Minister of State for Immigration Soha Gendy announced plans to implement Al-Sisi’s proposal, through the “Lifesaving boats” presidential initiative, within the framework of a programme aimed at training Egyptians and qualifying them to work in the European and Western market.
Hundreds of Egyptians, Syrians and Pakistanis were killed in June in one of the worst drowning incidents off the Greek coast. A fishing boat heading to Italy sank, with more than 700 people on board.
Egyptians topped the list of irregular migrants heading for Europe during the first five months of 2022, when more than 3,500 Egyptians attempted to cross the Mediterranean. This was four times more than the number of Egyptians who did the same thing in the same period in 2021 according to the EUobserver website.
Egyptian political researcher HA has pointed out that population growth is not the reason for Egypt’s suffering; it’s down to the current economic crisis caused primarily by Al-Sisi’s policies. The president has allocated money, aid and loans to vanity construction projects and building a new capital, instead of agriculture, industry and the diversification of the economy, which ultimately led him to sell assets to Gulf investors to provide dollars and service external debts. He then warned of waves of illegal migration, in a scandalous attempt at blackmail to obtain aid and loans, then commodify people and call for their export abroad via “lifesaving boats”.
“Al-Sisi’s policies have thrown millions of citizens into the swamp of poverty, and the number of young people, teenagers, and even children departing on death boats has increased,” added HA.
Experts say that evading economic problems by proposing to regulate migration to Europe and blackmailing the West financially in exchange for stopping illegal migration boats will not work. Other solutions must be sought, such as strengthening small and medium industries, operating closed factories, increasing private sector participation, ending the state and army’s monopolies on business affairs, removing obstacles to investment and high taxes, controlling imports, and adjusting government spending.
Political researcher Abu Anas Al-Masry told Middle East Monitor that the dense population numbers are one of the components of a successful economy, such as material resources. The greater the population, the greater the experience and the diversity of experiences; if they are invested well, they increase the pace of expansion and horizontal growth.
“In many countries, this increase was exploited in the competition for the list of major economies, as in India, China, Indonesia, Japan and others; even countries with shrinking populations opened the door to immigration to benefit from foreign labour in order to maintain their global economic position,” explained Al-Masry. “Take Germany, for example. It opened the door wide to immigration in recent years to remain among the five richest countries.”

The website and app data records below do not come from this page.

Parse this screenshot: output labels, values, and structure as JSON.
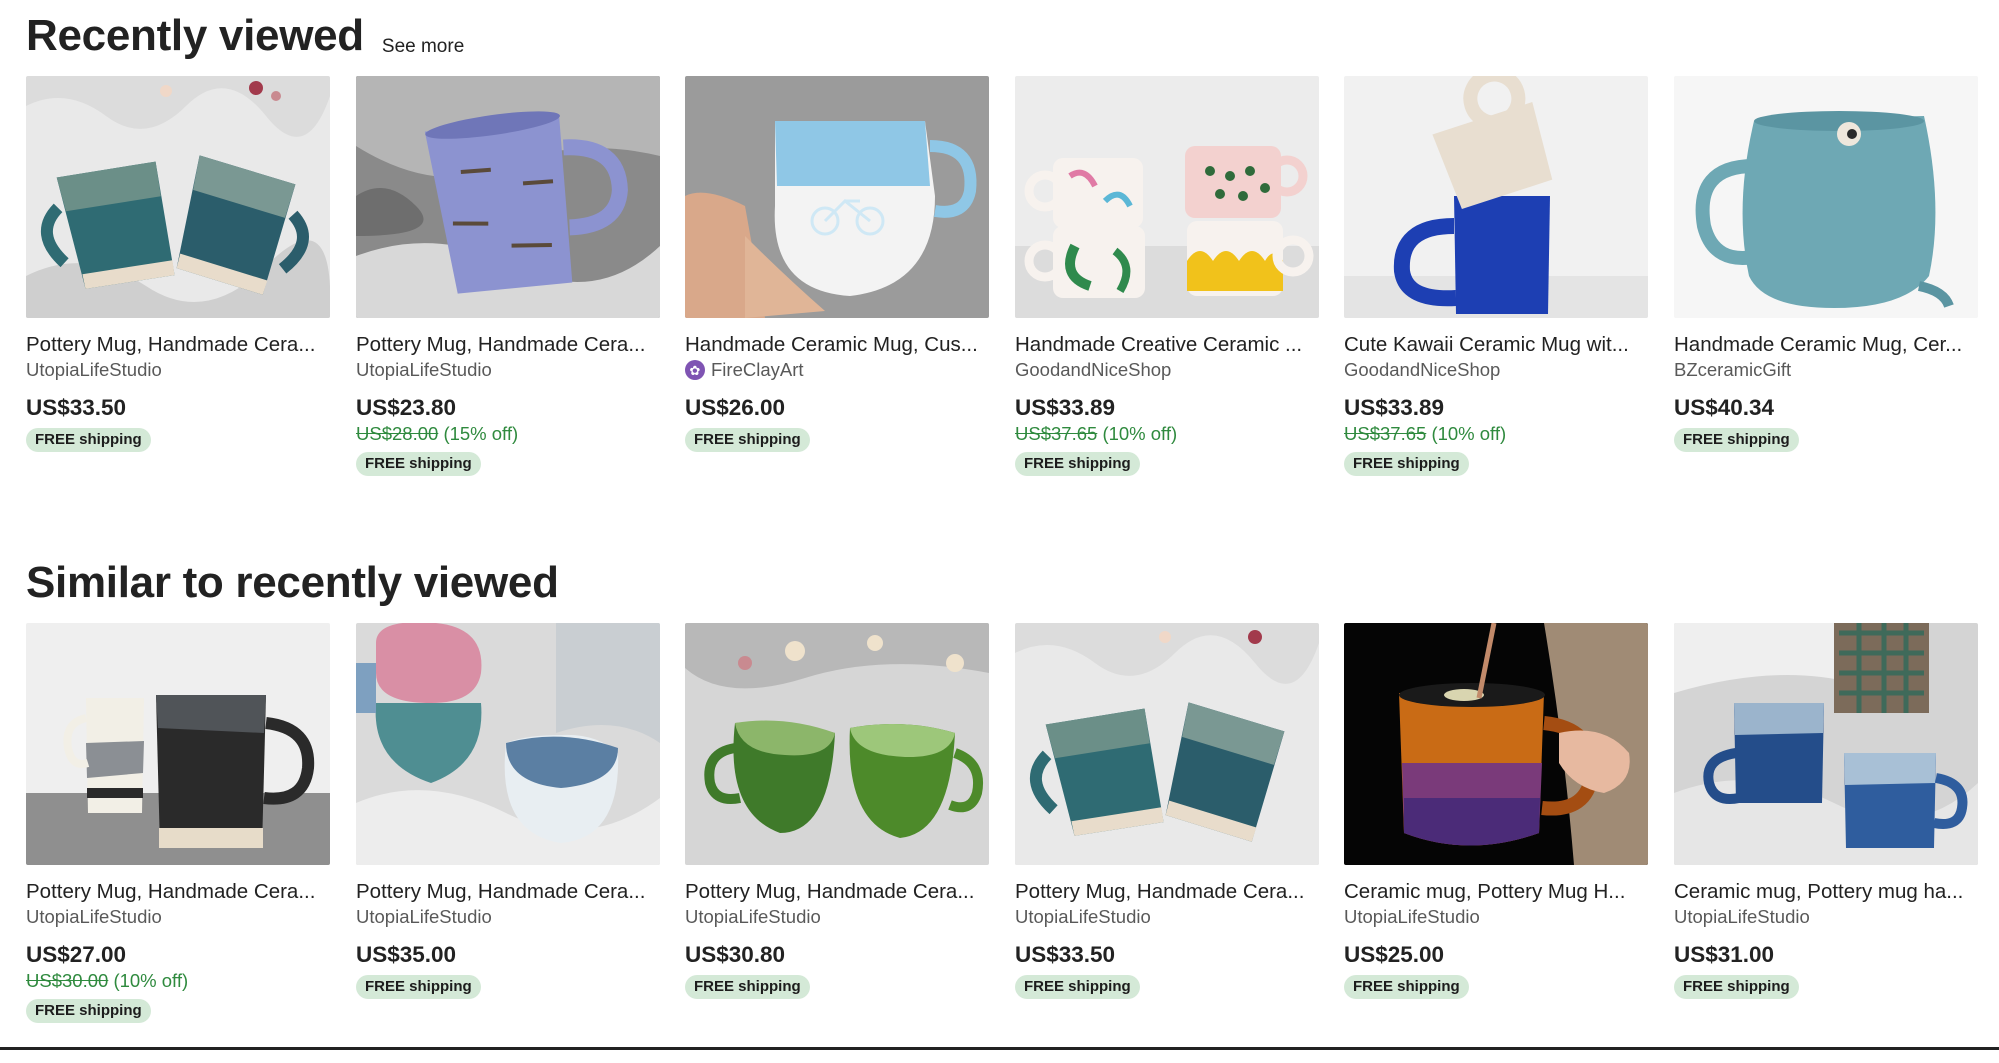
{
  "sections": {
    "recent": {
      "title": "Recently viewed",
      "see_more": "See more",
      "items": [
        {
          "title": "Pottery Mug, Handmade Cera...",
          "shop": "UtopiaLifeStudio",
          "price": "US$33.50",
          "original_price": "",
          "discount": "",
          "shipping": "FREE shipping",
          "image": "two-blue-green-mugs-on-fur"
        },
        {
          "title": "Pottery Mug, Handmade Cera...",
          "shop": "UtopiaLifeStudio",
          "price": "US$23.80",
          "original_price": "US$28.00",
          "discount": "(15% off)",
          "shipping": "FREE shipping",
          "image": "lavender-mug-on-fur"
        },
        {
          "title": "Handmade Ceramic Mug, Cus...",
          "shop": "FireClayArt",
          "shop_badge": "star-seller-icon",
          "price": "US$26.00",
          "original_price": "",
          "discount": "",
          "shipping": "FREE shipping",
          "image": "blue-white-bicycle-mug-in-hand"
        },
        {
          "title": "Handmade Creative Ceramic ...",
          "shop": "GoodandNiceShop",
          "price": "US$33.89",
          "original_price": "US$37.65",
          "discount": "(10% off)",
          "shipping": "FREE shipping",
          "image": "four-patterned-mugs"
        },
        {
          "title": "Cute Kawaii Ceramic Mug wit...",
          "shop": "GoodandNiceShop",
          "price": "US$33.89",
          "original_price": "US$37.65",
          "discount": "(10% off)",
          "shipping": "FREE shipping",
          "image": "stacked-cream-and-blue-mugs"
        },
        {
          "title": "Handmade Ceramic Mug, Cer...",
          "shop": "BZceramicGift",
          "price": "US$40.34",
          "original_price": "",
          "discount": "",
          "shipping": "FREE shipping",
          "image": "teal-mug-with-face"
        }
      ]
    },
    "similar": {
      "title": "Similar to recently viewed",
      "items": [
        {
          "title": "Pottery Mug, Handmade Cera...",
          "shop": "UtopiaLifeStudio",
          "price": "US$27.00",
          "original_price": "US$30.00",
          "discount": "(10% off)",
          "shipping": "FREE shipping",
          "image": "grey-and-black-mugs"
        },
        {
          "title": "Pottery Mug, Handmade Cera...",
          "shop": "UtopiaLifeStudio",
          "price": "US$35.00",
          "original_price": "",
          "discount": "",
          "shipping": "FREE shipping",
          "image": "pink-teal-white-mugs-on-fur"
        },
        {
          "title": "Pottery Mug, Handmade Cera...",
          "shop": "UtopiaLifeStudio",
          "price": "US$30.80",
          "original_price": "",
          "discount": "",
          "shipping": "FREE shipping",
          "image": "two-green-mugs-on-fur"
        },
        {
          "title": "Pottery Mug, Handmade Cera...",
          "shop": "UtopiaLifeStudio",
          "price": "US$33.50",
          "original_price": "",
          "discount": "",
          "shipping": "FREE shipping",
          "image": "two-blue-green-mugs-on-fur"
        },
        {
          "title": "Ceramic mug, Pottery Mug H...",
          "shop": "UtopiaLifeStudio",
          "price": "US$25.00",
          "original_price": "",
          "discount": "",
          "shipping": "FREE shipping",
          "image": "amber-purple-mug-in-hand"
        },
        {
          "title": "Ceramic mug, Pottery mug ha...",
          "shop": "UtopiaLifeStudio",
          "price": "US$31.00",
          "original_price": "",
          "discount": "",
          "shipping": "FREE shipping",
          "image": "two-blue-mugs-on-fur"
        }
      ]
    }
  },
  "colors": {
    "discount_green": "#2f8a3e",
    "shipping_badge_bg": "#d4e9d7",
    "star_seller_purple": "#7f54b3"
  }
}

Underdeveloped countries do not appreciate this economic advantage, he added. “Rather, some of them consider it a burden on their corrupt regimes, and they begin to develop plans and strategies to slow down the increase in population. They do so to use it as a hanger on which to hang their own failure.”

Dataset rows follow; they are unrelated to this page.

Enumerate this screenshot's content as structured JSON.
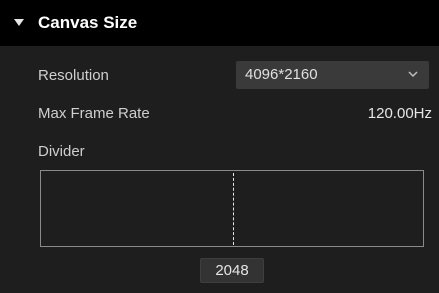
{
  "section": {
    "title": "Canvas Size"
  },
  "resolution": {
    "label": "Resolution",
    "selected": "4096*2160"
  },
  "max_frame_rate": {
    "label": "Max Frame Rate",
    "value": "120.00Hz"
  },
  "divider": {
    "label": "Divider",
    "position_value": "2048"
  }
}
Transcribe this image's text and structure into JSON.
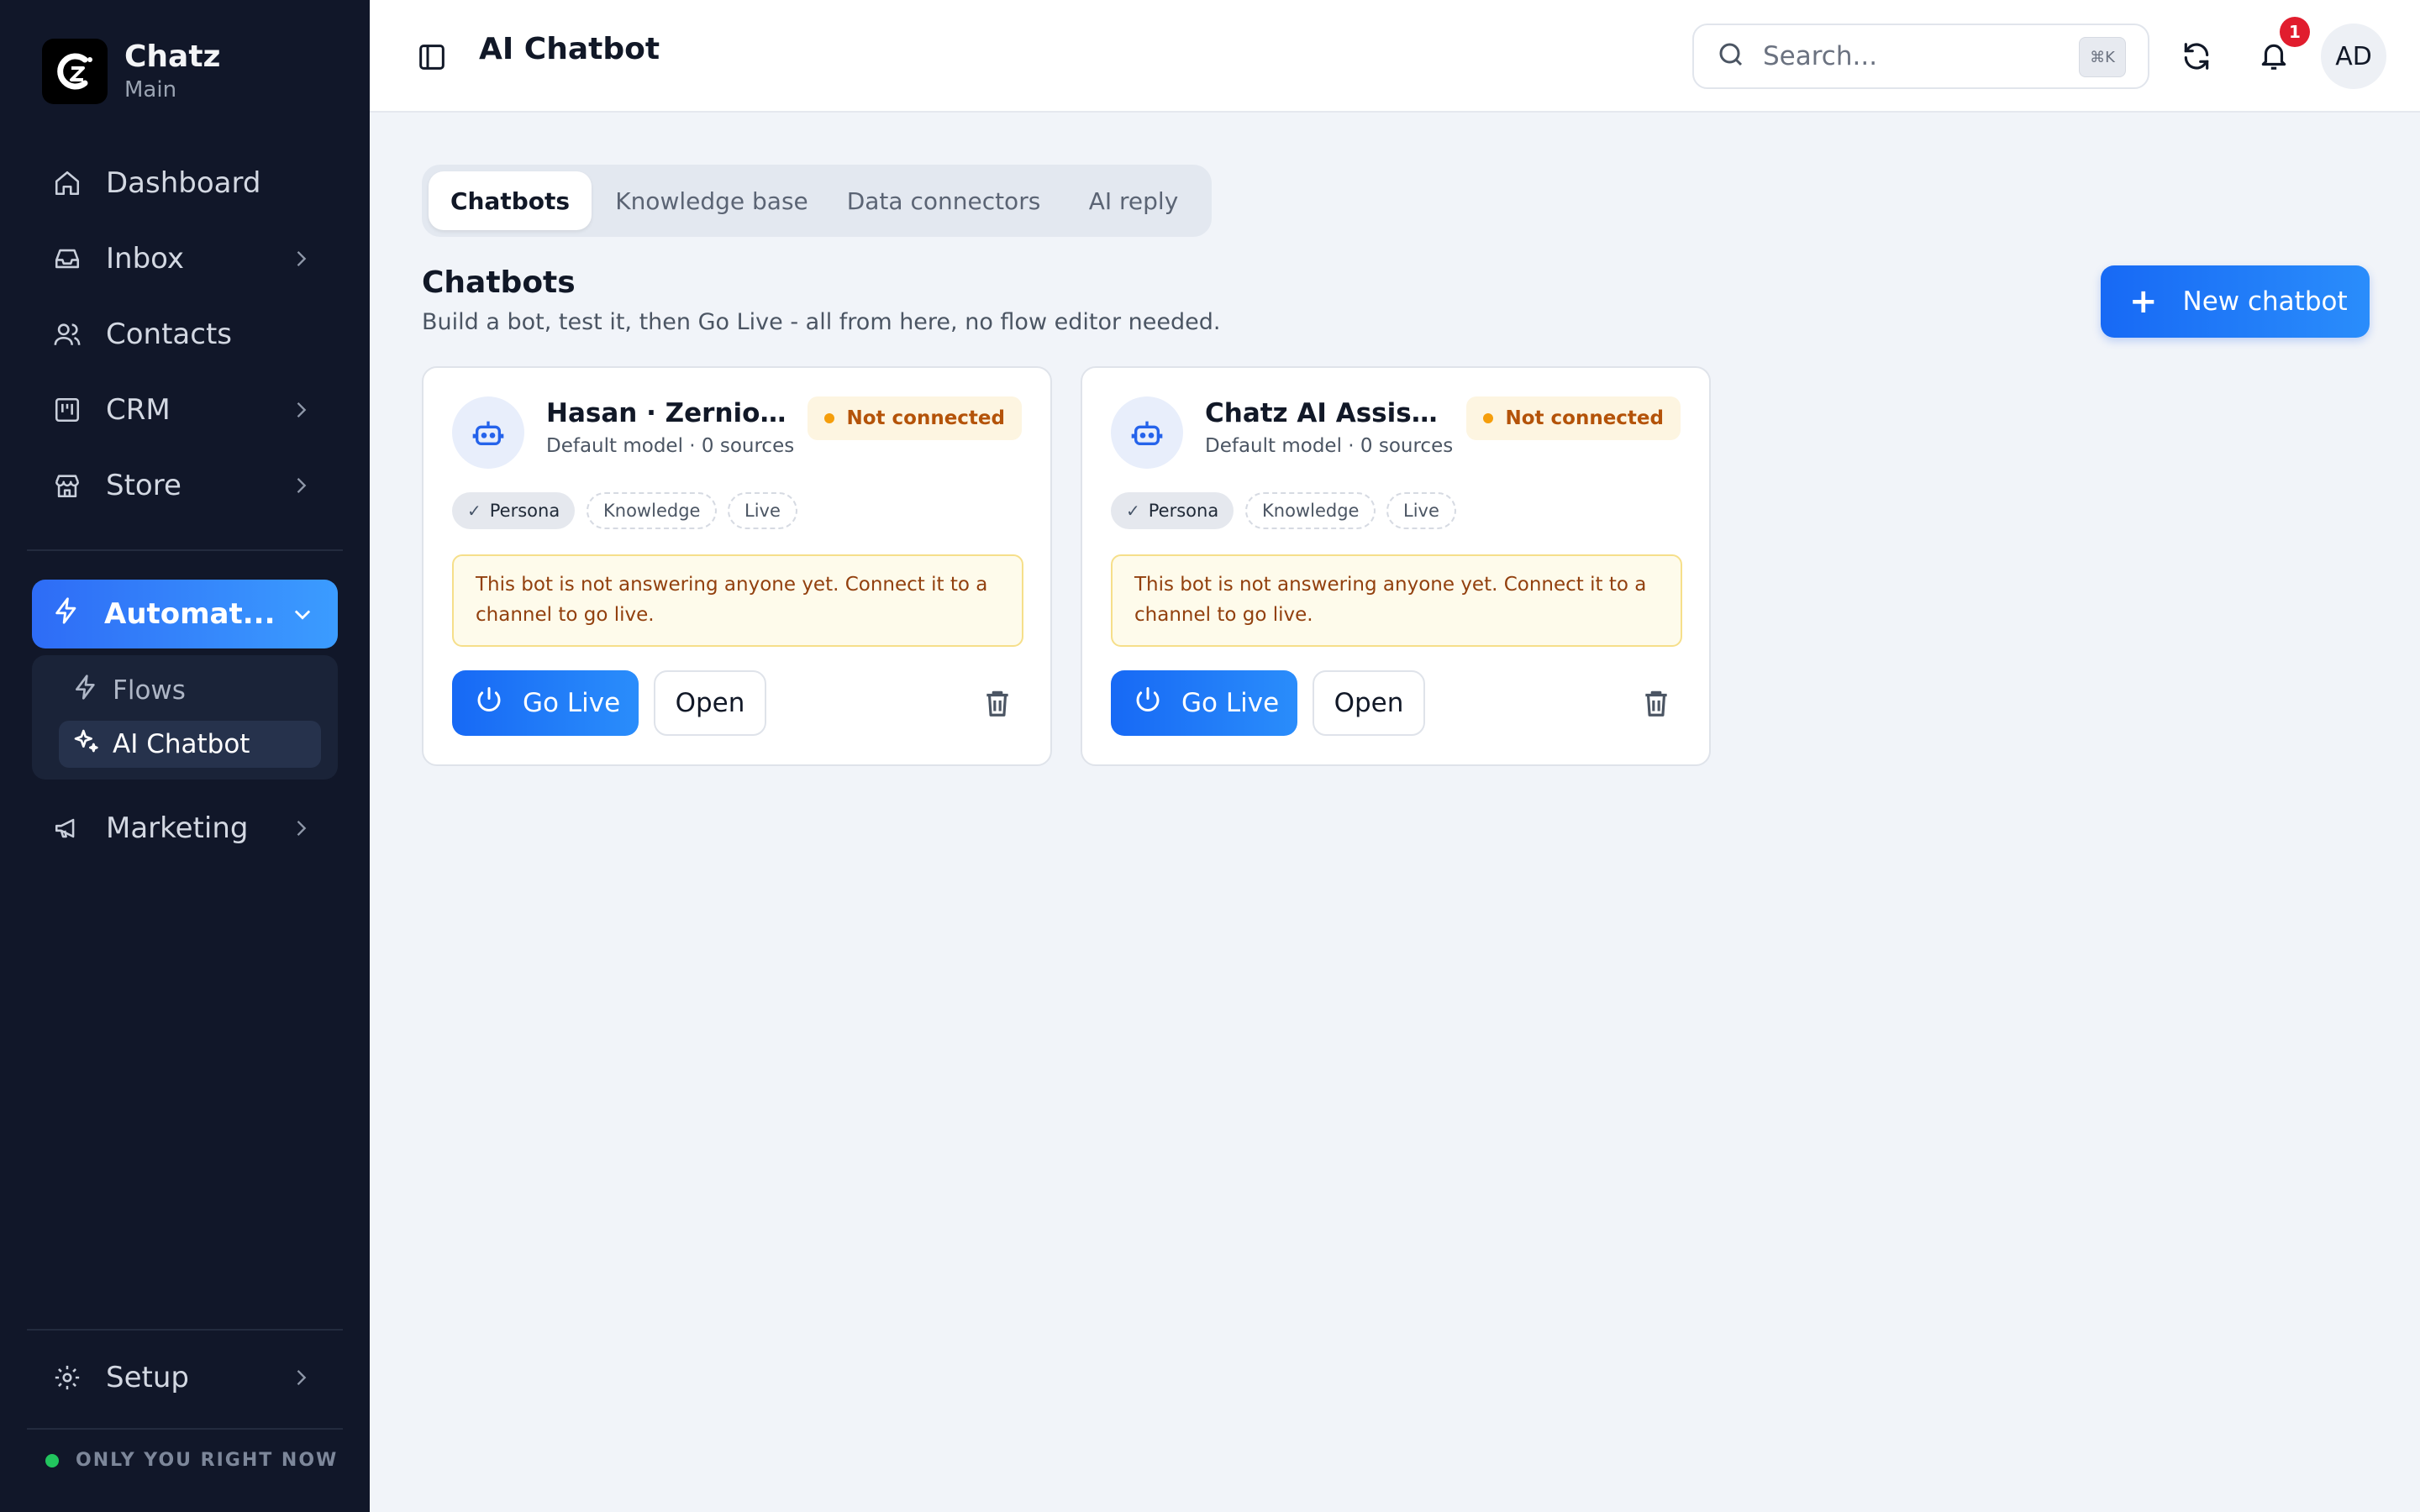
{
  "brand": {
    "name": "Chatz",
    "workspace": "Main"
  },
  "sidebar": {
    "items": [
      {
        "label": "Dashboard",
        "icon": "home-icon"
      },
      {
        "label": "Inbox",
        "icon": "inbox-icon"
      },
      {
        "label": "Contacts",
        "icon": "users-icon"
      },
      {
        "label": "CRM",
        "icon": "kanban-icon"
      },
      {
        "label": "Store",
        "icon": "store-icon"
      }
    ],
    "active_group": {
      "label": "Automat...",
      "icon": "zap-icon"
    },
    "sub_items": [
      {
        "label": "Flows",
        "icon": "zap-icon"
      },
      {
        "label": "AI Chatbot",
        "icon": "sparkles-icon"
      }
    ],
    "marketing": {
      "label": "Marketing",
      "icon": "megaphone-icon"
    },
    "setup": {
      "label": "Setup",
      "icon": "gear-icon"
    },
    "status": "ONLY YOU RIGHT NOW"
  },
  "header": {
    "title": "AI Chatbot",
    "search_placeholder": "Search...",
    "shortcut": "⌘K",
    "notification_count": "1",
    "avatar_initials": "AD"
  },
  "tabs": [
    {
      "label": "Chatbots",
      "active": true
    },
    {
      "label": "Knowledge base",
      "active": false
    },
    {
      "label": "Data connectors",
      "active": false
    },
    {
      "label": "AI reply",
      "active": false
    }
  ],
  "section": {
    "title": "Chatbots",
    "subtitle": "Build a bot, test it, then Go Live - all from here, no flow editor needed.",
    "new_button": "New chatbot"
  },
  "cards": [
    {
      "name": "Hasan · Zernio ...",
      "meta": "Default model · 0 sources",
      "status": "Not connected",
      "chips": [
        "Persona",
        "Knowledge",
        "Live"
      ],
      "warning": "This bot is not answering anyone yet. Connect it to a channel to go live.",
      "go_live": "Go Live",
      "open": "Open"
    },
    {
      "name": "Chatz AI Assist...",
      "meta": "Default model · 0 sources",
      "status": "Not connected",
      "chips": [
        "Persona",
        "Knowledge",
        "Live"
      ],
      "warning": "This bot is not answering anyone yet. Connect it to a channel to go live.",
      "go_live": "Go Live",
      "open": "Open"
    }
  ],
  "colors": {
    "sidebar_bg": "#111729",
    "accent": "#1769f5",
    "warning_bg": "#fefbeb",
    "warning_text": "#92400e",
    "status_text": "#b45309",
    "badge": "#e11d2e"
  }
}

Egypt is adopting a presidential initiative targeting women between 18 and 40 years old. The aim is to reduce the number of births by granting savings certificates worth 60,000 Egyptian pounds (about $195) on condition of committing to a maximum of two children. There are also calls to grant additional benefits to families with no more than two children, and to impose a tax on those who have three or four.
Will this work? Only if the regime accepts that the population increase actually indicates its failure to manage the country and the economy effectively, for the benefit of all citizens, not just a privileged few.
The views expressed in this article belong to the author and do not necessarily reflect the editorial policy of Middle East Monitor.